## [EXERCISE BRIEF]
Could you copy every entry exactly, dropping the pictures?

Records from a dataset

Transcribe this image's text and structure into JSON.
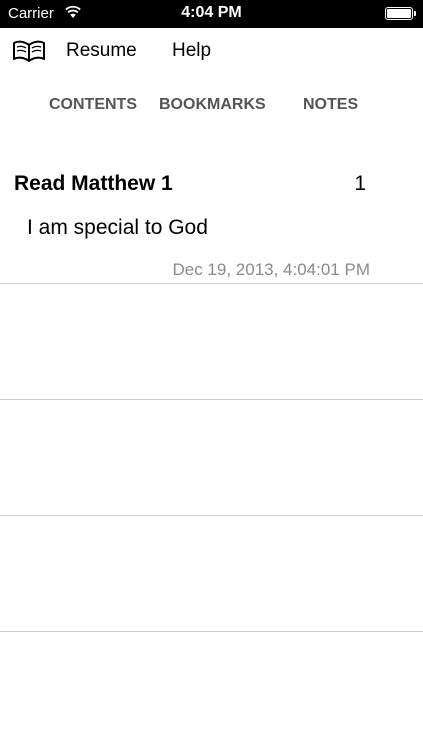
{
  "status_bar": {
    "carrier": "Carrier",
    "time": "4:04 PM",
    "battery_level": 1.0
  },
  "nav": {
    "icon": "open-book-icon",
    "resume_label": "Resume",
    "help_label": "Help"
  },
  "tabs": [
    {
      "label": "CONTENTS"
    },
    {
      "label": "BOOKMARKS"
    },
    {
      "label": "NOTES"
    }
  ],
  "notes": [
    {
      "title": "Read Matthew 1",
      "count": "1",
      "text": "I am special to God",
      "date": "Dec 19, 2013, 4:04:01 PM"
    }
  ]
}
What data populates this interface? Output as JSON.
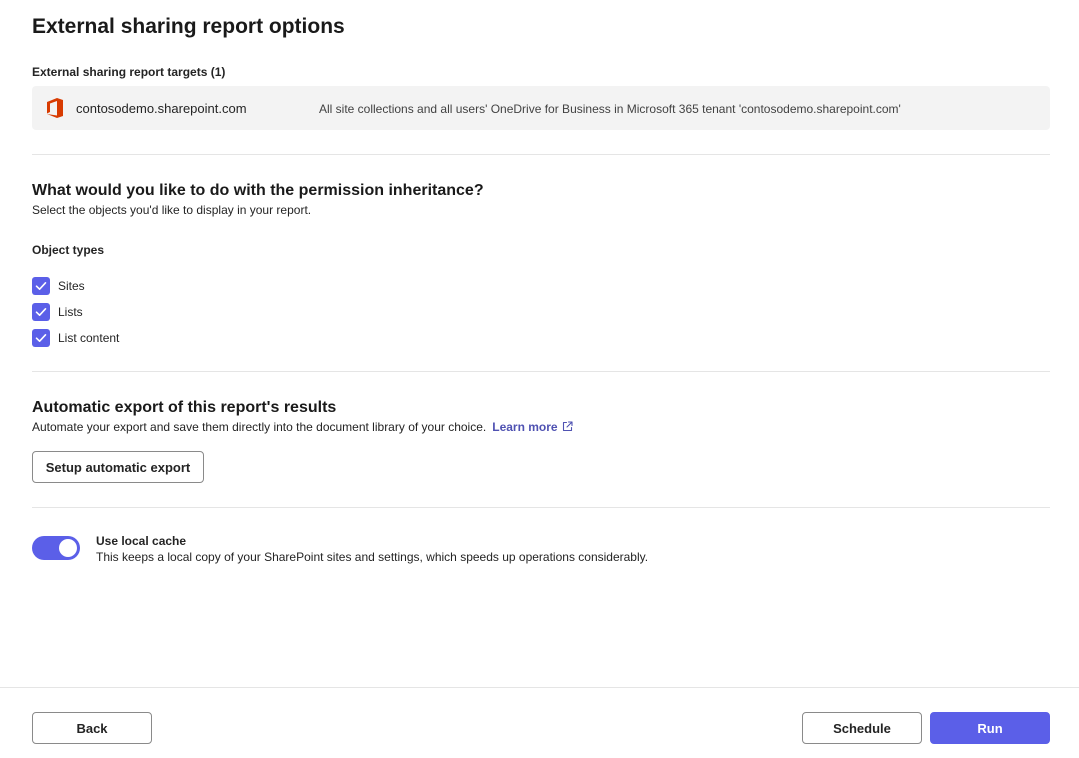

## [EXPECTED ANSWER]
Transcribe this image's text and structure into JSON.
{
  "status_bar": {
    "carrier": "Carrier",
    "time": "4:04 PM",
    "battery_level": 1.0
  },
  "nav": {
    "icon": "open-book-icon",
    "resume_label": "Resume",
    "help_label": "Help"
  },
  "tabs": [
    {
      "label": "CONTENTS"
    },
    {
      "label": "BOOKMARKS"
    },
    {
      "label": "NOTES"
    }
  ],
  "notes": [
    {
      "title": "Read Matthew 1",
      "count": "1",
      "text": "I am special to God",
      "date": "Dec 19, 2013, 4:04:01 PM"
    }
  ]
}
What data populates this interface? Output as JSON.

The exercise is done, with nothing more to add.